  • The Annual Capital Budget will increase from the current year of $4.39 million to $4.86 million. As with the current year, the budget has been targeted to address replacements and deferred maintenance, with a modest but growing amount available to provide funding for enhancement projects. In addition, in working with the Deans and departments, a number of projects that will advance are accompanied by financial support from sources other than the Annual Capital Budget allotment. This allows the University to stretch these funds to reach a greater number of needs and priorities across the campus.
  • Debt Service assumes that no new debt service and no refinancing occur. The schedule simply follows our known principal and interest payments with an assumption that the interest rate for the 2018B Variable Rate note with Century Bank is at 2.5% for budget purposes, higher than the current rate, which has been less than 1% over the current year.

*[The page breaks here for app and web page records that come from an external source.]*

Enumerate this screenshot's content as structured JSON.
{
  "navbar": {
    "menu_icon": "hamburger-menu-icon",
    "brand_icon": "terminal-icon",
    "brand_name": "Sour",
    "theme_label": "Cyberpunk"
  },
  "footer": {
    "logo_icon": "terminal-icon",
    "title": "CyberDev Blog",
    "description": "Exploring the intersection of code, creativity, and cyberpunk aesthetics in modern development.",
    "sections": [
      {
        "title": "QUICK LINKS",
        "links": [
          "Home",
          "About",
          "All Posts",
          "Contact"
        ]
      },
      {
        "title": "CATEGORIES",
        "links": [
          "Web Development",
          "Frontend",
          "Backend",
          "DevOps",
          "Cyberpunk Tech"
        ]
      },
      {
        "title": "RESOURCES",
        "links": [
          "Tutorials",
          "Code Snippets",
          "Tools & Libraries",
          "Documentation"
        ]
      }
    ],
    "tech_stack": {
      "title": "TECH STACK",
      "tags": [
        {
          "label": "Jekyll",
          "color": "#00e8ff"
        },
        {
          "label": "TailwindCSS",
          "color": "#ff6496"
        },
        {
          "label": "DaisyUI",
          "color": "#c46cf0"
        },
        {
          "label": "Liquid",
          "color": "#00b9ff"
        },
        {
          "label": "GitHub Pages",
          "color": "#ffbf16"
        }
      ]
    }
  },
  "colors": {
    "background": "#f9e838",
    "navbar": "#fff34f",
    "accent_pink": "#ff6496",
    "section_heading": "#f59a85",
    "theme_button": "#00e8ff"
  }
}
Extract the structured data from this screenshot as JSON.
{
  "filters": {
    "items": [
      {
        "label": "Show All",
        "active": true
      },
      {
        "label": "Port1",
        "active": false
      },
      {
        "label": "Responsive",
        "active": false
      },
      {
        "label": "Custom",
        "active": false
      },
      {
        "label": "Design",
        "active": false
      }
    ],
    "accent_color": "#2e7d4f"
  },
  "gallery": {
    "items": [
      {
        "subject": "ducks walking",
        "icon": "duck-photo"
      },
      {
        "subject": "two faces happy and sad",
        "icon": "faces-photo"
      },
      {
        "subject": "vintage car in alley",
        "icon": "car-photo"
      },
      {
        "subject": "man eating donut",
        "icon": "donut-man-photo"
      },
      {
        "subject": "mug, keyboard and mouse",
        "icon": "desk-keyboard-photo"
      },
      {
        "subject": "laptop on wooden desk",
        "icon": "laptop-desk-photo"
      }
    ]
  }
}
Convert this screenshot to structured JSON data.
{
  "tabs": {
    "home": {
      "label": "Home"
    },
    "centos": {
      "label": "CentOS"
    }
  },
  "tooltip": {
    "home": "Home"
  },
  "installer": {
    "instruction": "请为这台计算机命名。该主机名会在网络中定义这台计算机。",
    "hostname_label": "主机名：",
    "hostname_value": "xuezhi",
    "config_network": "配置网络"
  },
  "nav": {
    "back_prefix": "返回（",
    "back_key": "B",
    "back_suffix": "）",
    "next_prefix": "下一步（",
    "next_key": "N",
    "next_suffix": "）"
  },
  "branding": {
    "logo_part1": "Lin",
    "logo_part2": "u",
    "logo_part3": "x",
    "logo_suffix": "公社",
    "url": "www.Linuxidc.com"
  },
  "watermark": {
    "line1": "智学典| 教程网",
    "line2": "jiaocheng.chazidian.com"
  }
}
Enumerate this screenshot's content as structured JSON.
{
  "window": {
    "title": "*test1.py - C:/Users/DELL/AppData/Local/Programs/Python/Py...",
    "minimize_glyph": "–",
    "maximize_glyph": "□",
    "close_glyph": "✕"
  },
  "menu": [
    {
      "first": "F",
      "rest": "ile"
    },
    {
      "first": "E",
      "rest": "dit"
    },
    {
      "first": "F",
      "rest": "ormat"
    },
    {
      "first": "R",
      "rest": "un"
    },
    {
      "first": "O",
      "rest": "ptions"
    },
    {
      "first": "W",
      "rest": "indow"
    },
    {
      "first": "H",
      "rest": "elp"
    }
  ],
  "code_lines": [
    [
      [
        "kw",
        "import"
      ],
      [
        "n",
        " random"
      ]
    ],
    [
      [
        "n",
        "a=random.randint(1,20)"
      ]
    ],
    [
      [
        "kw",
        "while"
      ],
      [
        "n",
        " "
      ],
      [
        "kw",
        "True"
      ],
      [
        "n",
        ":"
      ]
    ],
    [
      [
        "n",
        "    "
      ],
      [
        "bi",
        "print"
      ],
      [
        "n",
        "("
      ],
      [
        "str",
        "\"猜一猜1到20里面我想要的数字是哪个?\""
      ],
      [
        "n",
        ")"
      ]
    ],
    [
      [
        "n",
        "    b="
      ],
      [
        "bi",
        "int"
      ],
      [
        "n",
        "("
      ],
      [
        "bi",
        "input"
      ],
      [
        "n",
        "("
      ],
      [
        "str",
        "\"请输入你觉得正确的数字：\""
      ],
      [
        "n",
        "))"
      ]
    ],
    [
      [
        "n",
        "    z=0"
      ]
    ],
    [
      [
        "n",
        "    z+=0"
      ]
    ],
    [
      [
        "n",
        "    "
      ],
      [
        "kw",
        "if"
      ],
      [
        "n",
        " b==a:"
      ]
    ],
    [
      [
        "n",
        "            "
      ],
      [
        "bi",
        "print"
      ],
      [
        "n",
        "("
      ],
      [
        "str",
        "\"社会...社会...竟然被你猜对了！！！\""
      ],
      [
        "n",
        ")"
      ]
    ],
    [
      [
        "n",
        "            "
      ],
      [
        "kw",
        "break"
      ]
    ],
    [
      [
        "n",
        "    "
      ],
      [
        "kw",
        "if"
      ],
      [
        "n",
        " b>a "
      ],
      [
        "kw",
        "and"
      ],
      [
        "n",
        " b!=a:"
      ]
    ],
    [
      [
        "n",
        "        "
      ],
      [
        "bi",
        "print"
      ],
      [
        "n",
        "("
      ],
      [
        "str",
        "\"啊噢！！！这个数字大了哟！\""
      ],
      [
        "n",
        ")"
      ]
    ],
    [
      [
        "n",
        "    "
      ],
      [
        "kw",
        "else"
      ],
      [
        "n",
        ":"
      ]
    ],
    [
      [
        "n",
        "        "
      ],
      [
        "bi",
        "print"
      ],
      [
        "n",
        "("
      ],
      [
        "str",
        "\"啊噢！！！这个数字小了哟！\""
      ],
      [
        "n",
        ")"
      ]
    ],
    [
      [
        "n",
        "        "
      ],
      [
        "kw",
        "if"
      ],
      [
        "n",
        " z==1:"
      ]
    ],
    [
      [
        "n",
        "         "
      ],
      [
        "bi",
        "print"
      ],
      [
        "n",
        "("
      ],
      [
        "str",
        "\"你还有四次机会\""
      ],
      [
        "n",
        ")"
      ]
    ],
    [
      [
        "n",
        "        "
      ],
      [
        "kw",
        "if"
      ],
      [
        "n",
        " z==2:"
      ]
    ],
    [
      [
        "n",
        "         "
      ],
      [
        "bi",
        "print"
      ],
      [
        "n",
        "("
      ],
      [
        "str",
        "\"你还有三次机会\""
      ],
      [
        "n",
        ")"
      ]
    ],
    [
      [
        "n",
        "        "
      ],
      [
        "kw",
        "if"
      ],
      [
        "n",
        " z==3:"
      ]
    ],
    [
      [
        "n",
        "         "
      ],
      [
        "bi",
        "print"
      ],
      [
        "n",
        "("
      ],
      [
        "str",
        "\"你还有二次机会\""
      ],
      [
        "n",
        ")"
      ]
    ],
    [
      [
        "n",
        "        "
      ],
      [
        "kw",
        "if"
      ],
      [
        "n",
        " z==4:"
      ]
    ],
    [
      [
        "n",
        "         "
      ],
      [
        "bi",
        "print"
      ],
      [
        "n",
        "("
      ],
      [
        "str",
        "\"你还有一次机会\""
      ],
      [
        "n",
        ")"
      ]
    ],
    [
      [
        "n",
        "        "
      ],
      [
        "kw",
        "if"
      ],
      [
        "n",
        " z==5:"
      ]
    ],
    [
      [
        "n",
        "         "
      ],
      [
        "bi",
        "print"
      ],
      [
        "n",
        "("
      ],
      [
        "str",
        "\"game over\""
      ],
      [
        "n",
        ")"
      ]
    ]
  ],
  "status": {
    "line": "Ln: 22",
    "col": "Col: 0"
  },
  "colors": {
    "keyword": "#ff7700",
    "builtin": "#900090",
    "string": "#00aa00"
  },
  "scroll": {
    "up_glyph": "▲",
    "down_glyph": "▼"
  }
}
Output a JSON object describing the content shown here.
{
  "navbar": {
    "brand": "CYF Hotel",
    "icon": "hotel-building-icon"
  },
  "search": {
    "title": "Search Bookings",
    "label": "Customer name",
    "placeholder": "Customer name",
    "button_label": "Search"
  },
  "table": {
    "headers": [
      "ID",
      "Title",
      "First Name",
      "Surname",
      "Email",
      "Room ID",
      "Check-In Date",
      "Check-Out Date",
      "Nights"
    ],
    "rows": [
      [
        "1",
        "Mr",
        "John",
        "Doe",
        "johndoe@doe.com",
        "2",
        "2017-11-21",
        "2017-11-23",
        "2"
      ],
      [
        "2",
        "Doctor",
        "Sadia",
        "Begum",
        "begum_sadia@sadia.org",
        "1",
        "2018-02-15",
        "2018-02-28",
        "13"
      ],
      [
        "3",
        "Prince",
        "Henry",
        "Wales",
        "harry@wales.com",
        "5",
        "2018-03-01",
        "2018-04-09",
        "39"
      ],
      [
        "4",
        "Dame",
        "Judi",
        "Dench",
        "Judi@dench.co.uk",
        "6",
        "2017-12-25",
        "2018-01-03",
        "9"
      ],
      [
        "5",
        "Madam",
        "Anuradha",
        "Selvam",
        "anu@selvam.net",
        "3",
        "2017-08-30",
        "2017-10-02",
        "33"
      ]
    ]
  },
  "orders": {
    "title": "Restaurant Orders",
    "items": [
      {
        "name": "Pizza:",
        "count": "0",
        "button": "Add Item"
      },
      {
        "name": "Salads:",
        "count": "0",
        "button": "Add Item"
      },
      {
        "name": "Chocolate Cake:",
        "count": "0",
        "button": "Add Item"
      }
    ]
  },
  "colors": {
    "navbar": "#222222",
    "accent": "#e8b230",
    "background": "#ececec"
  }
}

Expenses before reserve allocations are estimated at $164.6 million, an increase of 7.0% over the 2021-22 operating budget.

Operating Results and Reserves

  • Robust revenue growth allows the University to invest in people and programs to advance the University's Strategic Plan. In addition, the revenue growth provides the University with the ability to increase expenses to mitigate many of the impacts of higher inflation.
  • With an arsenal of tools to combat the impacts of COVID now available, we see 2022-23 as a "normal" year from an operating perspective. We recognize that the past two years have challenged us as a community, and each of us made sacrifices in order to serve our students as well as possible under the circumstances. We are grateful for these efforts.
  • With revenues modestly exceeding expenses, we can also comply with the Board of Trustees' request to allocate $1 million into the Trustee Reserve in 2022-23. Having achieved the desired Trustee Reserve funding, we will be able to utilize future surpluses to consider ways to advance Strategic Plan efforts, strengthen our balance sheet, or both.

I hope this has provided a good overview of our financial picture as we approach the year ahead, and I hope many of you were able to attend the Budget Town Hall on Monday, April 18. For those who did not, there is a video of the town hall session available.